Be that as it may, I know I laid this out for you, my dear readers, a few months ago, but now it seems as though my prediction, while not entirely accurate, will serve as a pretty decent baseline for what will happen next.
A mere few hours after the hysterical (or was it historical I forget) vote was taken, commentators and opponents were already taking to the airwaves, stating how the bill could be voided.
One such was a congressman from Iowa that stated he would make it his priority to repeal the bill for the foreseeable future. Thats great, but repealing a bill has no future with the current make-up of the Congress. The demographics of the chamber have to change in a mighty big way to make that happen.
No doubt there will be others who will propose legislation to repeal the bill, and also those who will attempt to attach an amendment of repeal to all bills that the House reviews and votes on. This is going to be a waste of time, and its only going to confirm what many of us already suspect: that some congressmen and congresswomen arent there to necessarily help us in the most efficient way possible, but rather are there to advance their own agendas, regardless of the expenditure of time and resources.
Let the lobbyists try to do that one, and see if they can succeed.
But the most interesting strategy I can see on the horizon, is the myriad of lawsuits that are going to be filed in federal court regarding this very issue. Already, a number of state attorneys general have announced that they will be filing suit on behalf of their respective states, claiming that the bill violates the constitution. There will also be, no doubt, a number of other suits that are fashioned the same way.
Remember, the Supreme Court of the United States has three tests that it uses to determine whether a government program or law is constitutional: the rational basis test, the intermediate test and strict scrutiny.
Regardless of how the Democrats position this matter, I would have to feel that universal health care is not a constitutional right. Thus, strict scrutiny should be taken out of the mix. Similarly, it would appear that this is not exactly the issue for rational basis. The government is going to have to show more compelling evidence to the court than my constituents wanted this program, or I heard a story about someone who died once that didnt have health care.

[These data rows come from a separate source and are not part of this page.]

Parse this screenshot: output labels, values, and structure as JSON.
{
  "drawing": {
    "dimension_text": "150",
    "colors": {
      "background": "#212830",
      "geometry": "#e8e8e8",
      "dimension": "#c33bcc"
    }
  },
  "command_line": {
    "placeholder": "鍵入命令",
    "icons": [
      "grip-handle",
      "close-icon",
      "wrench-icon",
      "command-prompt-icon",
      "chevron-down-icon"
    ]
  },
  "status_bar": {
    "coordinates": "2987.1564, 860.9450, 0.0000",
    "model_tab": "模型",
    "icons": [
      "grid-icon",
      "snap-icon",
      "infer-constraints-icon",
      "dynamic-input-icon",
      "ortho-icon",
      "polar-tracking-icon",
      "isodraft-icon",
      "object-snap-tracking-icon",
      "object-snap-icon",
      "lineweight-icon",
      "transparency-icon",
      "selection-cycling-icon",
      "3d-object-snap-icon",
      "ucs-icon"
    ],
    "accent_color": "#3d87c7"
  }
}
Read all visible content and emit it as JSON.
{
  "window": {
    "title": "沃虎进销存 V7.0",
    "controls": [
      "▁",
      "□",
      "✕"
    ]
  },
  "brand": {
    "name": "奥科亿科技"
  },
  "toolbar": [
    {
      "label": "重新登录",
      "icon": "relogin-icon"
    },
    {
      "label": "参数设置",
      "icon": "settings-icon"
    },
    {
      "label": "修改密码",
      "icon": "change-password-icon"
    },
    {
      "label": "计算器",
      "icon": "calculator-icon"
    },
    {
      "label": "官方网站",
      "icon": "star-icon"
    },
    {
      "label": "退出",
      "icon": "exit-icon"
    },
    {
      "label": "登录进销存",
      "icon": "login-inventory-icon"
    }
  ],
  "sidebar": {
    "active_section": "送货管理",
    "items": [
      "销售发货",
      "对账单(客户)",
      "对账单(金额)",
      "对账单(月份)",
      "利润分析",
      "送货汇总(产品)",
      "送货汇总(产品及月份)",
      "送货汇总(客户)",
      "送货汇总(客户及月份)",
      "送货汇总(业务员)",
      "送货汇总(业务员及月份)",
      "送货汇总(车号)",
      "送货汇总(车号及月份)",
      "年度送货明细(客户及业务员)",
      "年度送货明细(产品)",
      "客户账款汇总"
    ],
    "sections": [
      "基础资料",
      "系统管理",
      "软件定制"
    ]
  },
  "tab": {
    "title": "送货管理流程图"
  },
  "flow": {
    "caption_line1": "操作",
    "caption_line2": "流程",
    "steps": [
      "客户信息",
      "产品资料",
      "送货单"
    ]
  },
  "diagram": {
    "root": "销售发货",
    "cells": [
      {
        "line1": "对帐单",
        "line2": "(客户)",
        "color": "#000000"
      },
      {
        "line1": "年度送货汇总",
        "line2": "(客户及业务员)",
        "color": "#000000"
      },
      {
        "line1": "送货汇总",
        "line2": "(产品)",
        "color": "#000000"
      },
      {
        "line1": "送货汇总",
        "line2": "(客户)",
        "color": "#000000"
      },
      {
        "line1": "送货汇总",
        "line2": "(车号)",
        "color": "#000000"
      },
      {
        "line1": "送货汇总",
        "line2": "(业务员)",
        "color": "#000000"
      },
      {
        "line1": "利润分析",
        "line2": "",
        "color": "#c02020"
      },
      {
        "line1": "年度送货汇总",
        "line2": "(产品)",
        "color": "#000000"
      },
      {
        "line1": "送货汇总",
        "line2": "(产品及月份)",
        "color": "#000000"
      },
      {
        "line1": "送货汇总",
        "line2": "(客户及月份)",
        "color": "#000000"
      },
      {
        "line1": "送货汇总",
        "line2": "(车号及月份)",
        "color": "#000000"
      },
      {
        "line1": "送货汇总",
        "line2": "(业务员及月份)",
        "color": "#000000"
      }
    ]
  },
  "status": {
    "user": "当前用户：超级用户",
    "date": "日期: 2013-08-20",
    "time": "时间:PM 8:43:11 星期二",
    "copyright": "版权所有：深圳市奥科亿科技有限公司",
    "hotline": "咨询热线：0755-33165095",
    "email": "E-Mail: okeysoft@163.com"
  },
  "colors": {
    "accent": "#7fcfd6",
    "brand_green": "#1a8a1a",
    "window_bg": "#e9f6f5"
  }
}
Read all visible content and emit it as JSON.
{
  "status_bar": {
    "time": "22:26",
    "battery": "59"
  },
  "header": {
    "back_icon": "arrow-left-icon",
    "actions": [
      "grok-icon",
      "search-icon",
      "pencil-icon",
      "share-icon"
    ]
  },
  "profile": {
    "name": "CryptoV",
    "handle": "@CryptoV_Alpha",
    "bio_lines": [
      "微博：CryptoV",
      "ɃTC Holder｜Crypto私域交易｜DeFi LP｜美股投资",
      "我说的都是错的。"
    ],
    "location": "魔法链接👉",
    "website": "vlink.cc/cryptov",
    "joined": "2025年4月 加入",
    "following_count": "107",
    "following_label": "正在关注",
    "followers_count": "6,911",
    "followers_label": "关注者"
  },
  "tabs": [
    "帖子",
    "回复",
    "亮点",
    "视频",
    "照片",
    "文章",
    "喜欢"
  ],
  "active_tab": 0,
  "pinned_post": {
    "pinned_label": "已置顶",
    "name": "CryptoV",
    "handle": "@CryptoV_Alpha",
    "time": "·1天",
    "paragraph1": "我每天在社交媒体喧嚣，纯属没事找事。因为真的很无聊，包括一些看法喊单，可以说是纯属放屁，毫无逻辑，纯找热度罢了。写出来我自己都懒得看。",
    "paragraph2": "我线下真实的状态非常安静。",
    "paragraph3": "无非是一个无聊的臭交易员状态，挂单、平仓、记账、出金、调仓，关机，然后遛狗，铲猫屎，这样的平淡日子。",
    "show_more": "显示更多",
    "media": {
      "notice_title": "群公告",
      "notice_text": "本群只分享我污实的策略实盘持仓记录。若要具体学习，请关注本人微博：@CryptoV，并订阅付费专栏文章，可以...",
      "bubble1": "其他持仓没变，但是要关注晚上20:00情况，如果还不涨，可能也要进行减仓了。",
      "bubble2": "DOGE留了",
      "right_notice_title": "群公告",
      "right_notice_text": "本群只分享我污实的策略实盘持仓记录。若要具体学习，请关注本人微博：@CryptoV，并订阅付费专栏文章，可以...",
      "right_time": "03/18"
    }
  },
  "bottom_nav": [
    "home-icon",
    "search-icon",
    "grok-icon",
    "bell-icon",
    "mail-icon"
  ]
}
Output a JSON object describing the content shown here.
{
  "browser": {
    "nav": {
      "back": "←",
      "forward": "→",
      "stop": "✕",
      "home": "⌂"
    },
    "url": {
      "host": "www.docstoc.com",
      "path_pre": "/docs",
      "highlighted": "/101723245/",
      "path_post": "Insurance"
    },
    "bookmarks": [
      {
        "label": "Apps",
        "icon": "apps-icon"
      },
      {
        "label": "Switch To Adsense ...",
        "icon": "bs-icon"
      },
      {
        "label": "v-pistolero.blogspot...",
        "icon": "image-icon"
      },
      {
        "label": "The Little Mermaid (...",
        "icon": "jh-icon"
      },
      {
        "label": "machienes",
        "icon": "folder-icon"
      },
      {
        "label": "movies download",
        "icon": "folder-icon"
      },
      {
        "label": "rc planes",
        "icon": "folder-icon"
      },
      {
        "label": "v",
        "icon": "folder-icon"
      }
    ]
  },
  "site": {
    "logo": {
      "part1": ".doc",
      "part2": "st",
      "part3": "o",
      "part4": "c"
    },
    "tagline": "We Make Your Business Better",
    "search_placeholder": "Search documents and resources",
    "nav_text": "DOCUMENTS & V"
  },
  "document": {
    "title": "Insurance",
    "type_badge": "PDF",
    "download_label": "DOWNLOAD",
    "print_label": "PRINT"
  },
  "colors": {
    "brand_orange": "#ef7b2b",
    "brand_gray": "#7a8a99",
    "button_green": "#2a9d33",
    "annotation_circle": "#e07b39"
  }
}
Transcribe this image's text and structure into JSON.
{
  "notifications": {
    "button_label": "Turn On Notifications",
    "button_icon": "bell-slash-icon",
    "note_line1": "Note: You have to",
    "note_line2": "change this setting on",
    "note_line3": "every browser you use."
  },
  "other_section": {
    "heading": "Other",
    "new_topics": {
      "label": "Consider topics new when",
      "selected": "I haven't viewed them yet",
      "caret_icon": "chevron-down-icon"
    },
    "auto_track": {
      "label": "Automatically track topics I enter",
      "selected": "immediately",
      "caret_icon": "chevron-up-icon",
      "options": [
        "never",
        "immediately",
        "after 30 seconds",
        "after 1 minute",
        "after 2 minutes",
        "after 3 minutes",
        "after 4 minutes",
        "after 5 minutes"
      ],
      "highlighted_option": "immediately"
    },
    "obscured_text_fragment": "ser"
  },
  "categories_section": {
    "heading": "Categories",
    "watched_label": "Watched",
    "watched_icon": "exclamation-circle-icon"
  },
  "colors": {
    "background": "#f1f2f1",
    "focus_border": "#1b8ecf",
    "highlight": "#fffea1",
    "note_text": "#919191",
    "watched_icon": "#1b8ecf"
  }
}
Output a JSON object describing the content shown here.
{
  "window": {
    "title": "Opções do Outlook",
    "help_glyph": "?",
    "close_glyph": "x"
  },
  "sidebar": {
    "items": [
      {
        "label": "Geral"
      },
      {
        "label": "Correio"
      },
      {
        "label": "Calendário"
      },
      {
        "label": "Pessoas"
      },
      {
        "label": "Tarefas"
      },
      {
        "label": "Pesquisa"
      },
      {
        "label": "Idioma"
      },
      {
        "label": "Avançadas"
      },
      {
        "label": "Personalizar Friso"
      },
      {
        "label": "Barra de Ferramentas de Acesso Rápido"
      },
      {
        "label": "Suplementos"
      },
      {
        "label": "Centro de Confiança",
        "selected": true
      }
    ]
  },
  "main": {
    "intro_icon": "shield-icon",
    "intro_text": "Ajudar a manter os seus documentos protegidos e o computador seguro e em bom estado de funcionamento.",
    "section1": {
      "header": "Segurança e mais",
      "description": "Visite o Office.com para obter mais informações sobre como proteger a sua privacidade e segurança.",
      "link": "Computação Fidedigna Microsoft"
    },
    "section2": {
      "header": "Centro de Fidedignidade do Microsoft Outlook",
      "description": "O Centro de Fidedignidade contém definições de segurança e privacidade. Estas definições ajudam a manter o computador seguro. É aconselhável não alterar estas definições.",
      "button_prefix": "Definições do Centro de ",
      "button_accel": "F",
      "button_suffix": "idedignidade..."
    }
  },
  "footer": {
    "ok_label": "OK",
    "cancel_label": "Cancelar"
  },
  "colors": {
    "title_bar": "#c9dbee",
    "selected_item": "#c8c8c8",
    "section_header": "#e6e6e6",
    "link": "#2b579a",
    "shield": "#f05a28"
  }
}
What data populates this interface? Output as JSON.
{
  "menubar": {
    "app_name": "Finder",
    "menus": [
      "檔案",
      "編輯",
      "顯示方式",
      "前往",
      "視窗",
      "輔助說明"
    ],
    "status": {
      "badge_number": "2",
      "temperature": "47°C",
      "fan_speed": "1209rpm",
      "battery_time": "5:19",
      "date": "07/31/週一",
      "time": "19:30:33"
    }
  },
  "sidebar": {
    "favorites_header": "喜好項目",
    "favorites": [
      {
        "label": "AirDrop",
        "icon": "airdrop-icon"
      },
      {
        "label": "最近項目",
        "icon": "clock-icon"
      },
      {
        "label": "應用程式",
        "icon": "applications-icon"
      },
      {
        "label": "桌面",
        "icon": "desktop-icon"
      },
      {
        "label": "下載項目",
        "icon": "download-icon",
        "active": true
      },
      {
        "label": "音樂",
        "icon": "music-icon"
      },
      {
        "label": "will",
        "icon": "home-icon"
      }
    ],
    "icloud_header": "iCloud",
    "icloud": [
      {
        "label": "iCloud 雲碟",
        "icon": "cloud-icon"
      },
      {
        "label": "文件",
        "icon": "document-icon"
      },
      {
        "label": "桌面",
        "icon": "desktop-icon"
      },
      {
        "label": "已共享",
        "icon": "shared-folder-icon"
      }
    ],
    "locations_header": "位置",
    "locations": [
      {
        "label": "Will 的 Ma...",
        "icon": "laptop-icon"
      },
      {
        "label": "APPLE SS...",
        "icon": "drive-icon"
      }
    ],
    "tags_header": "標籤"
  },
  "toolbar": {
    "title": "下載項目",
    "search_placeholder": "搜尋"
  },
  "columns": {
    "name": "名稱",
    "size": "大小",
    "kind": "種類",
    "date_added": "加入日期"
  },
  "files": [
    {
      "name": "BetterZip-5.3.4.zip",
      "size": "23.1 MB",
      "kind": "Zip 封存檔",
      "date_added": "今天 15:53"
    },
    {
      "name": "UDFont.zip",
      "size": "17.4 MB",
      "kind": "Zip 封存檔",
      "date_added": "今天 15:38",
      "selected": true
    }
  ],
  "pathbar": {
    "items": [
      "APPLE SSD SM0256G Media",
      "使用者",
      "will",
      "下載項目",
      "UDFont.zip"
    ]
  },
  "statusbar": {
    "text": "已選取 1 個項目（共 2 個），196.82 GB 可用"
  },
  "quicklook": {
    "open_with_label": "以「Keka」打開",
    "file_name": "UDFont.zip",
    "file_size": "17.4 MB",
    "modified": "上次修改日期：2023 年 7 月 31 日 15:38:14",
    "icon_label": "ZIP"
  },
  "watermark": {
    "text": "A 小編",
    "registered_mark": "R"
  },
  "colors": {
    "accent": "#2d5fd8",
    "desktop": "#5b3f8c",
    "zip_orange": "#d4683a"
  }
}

So, it would appear, through my cunning process of elimination, that intermediate scrutiny will likely be used. Therefore, the court will have to figure out just how much health care is a constitutional right (if any), and whether the government (read: the legislature) has any business getting into the healthcare business. Expect fireworks to ensue.
As Ive said previously, I am not opposed to health care reform. However, this whole process smacks of politics and, as we like to say in the legal business, throwing stuff at the wall to see what sticks.
Theres raiding of Medicaid and Medicare (see you, olds; let us know what the after-world is like), theres public funding for abortions (I know its the law of the land, but if you want one, you can pay for it) and there is absolutely no room for tort reform, which would come in handy the first time the government-sponsored insurer gets hit with a $500 million lawsuit.
And I havent even gotten into the loss of jobs and reduction of pay quite a few people will experience as a result of this plan. But why would one worry? If I get laid off, its no big deal at least Ill have health care.
Chris Markham writes a weekly column for fredericknewspost.com.